Available records
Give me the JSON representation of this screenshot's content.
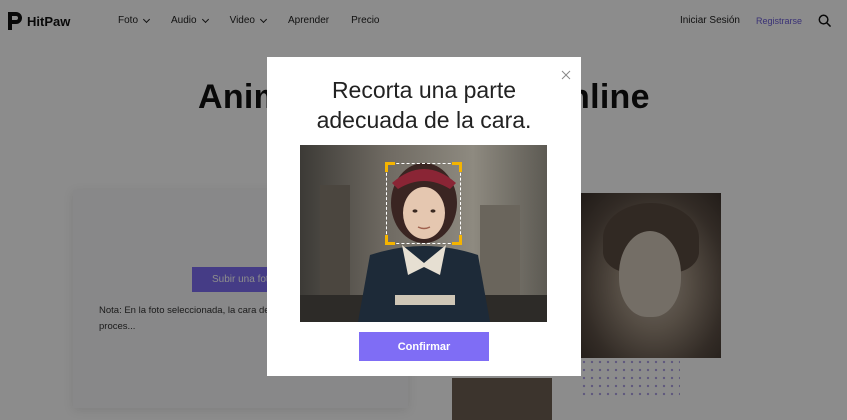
{
  "brand": {
    "name": "HitPaw"
  },
  "nav": {
    "items": [
      {
        "label": "Foto",
        "dropdown": true
      },
      {
        "label": "Audio",
        "dropdown": true
      },
      {
        "label": "Video",
        "dropdown": true
      },
      {
        "label": "Aprender",
        "dropdown": false
      },
      {
        "label": "Precio",
        "dropdown": false
      }
    ],
    "login": "Iniciar Sesión",
    "register": "Registrarse"
  },
  "hero": {
    "title_left": "Anim",
    "title_right": "nline"
  },
  "upload": {
    "button": "Subir una foto",
    "note": "Nota: En la foto seleccionada, la cara debe ... contrario, no se puede proces..."
  },
  "modal": {
    "title_line1": "Recorta una parte",
    "title_line2": "adecuada de la cara.",
    "close": "X",
    "confirm": "Confirmar"
  },
  "colors": {
    "accent": "#7f6df5",
    "crop_handle": "#f5b400",
    "link": "#6a5bd8"
  }
}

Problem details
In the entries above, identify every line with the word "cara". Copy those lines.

Expected answer
    "note": "Nota: En la foto seleccionada, la cara debe ... contrario, no se puede proces..."
    "title_line2": "adecuada de la cara.",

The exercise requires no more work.